I sit facing the window to the West. I watch the sun drop into the Pacific, just beyond my ken, lighting San Francisco as it falls, its last rays lighting the towering eucalyptus that frame my view. Suddenly, on a wave of grief, I return to a balmy summer night on the shore of Lake Michigan, brown summer arms swinging from the top arc of a Ferris Wheel, sniffing languid air, floating above the beat of music, young people dancing at my feet. Suddenly, I return to the darkened room in which I sit. The memory, gone. The grief, remaining.

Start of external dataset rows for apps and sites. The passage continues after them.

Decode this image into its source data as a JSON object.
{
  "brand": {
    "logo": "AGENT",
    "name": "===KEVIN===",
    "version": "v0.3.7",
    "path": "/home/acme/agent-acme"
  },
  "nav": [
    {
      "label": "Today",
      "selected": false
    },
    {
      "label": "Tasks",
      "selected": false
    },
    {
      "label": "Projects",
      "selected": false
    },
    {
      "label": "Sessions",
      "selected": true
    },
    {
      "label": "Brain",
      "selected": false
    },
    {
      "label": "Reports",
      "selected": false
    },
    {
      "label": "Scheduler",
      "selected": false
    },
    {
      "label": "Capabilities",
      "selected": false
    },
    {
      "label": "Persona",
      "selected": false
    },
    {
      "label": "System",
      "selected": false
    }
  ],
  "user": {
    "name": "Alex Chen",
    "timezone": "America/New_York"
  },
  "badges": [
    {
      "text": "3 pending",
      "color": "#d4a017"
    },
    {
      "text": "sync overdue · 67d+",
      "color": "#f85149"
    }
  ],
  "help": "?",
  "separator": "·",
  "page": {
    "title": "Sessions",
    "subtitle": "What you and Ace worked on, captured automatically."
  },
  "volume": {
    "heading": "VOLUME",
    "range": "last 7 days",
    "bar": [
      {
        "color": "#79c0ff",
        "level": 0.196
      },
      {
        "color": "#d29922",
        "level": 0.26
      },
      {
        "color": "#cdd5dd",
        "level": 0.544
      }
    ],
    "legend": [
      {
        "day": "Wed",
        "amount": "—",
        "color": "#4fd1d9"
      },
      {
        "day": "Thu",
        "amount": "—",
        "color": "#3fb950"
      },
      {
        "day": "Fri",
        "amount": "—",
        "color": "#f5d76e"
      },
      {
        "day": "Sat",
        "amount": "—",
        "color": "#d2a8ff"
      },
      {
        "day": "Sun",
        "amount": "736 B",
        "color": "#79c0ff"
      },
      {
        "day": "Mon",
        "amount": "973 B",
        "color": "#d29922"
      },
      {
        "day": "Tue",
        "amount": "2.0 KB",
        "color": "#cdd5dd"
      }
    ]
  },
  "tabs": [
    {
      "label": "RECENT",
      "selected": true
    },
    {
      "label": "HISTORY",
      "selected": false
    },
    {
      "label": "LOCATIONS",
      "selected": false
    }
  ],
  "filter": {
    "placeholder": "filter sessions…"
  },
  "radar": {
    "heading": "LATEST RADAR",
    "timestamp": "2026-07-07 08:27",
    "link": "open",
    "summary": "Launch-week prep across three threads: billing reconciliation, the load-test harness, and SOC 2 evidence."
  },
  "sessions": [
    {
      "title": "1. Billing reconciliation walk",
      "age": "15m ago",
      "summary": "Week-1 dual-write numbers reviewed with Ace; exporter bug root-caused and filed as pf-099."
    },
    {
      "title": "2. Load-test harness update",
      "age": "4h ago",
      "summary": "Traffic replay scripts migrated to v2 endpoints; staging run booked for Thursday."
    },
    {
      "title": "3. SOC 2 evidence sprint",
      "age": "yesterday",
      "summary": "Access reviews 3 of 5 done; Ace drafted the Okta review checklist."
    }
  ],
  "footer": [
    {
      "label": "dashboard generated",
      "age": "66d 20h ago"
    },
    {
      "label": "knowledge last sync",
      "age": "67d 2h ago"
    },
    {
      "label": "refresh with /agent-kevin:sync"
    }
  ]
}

Mary Elyn Bahlert 05/2020
The tree is empty,
except for red berries and full, green leaves,
until you come, bringing a friend, your partner,
one Saturday morning.
You chirp, check out the territory,
dancing together, on and off the branches,
one inside, then out, the other outside, then in.
Must be nesting time!
(Is that what you’re thinking?)
Will this be home?
Are the berries good?
Are we safe here?
I sit, still as a plant,
afraid to move, watching you,
scared you’ll fly away.
Mary Elyn Bahlert 5/2020
If the world hadn’t stopped
its incessant orbit,
its frantic motion – one day to the next –
if all the people hadn’t halted their wars,
their value counted in barrels of oil,
I expect I wouldn’t have seen the sun brightening, blue by blue,
or known the smell of the morning air, fresh,
as I go sniffing like a cat
to catch a whiff of what has gone before.
I would not have opened my window, grateful,
or wondered at the sound of humans calling into the night to give thanks.
I expect I wouldn’t have stopped midday to pray,
my arms lifted beside the lonely tree,
its branches lifted, also, in gratitude
for the magic of the sun, the sky, the dusk and dawn.
We would not have murmured together at the light
of the lilies at dusk,
at the quiet that hangs over the morning air,
at the call of the crow hoarding its bounty,
all of us inhabitants of this magnificent earth.
Mary Elyn Bahlert, 5/1/2020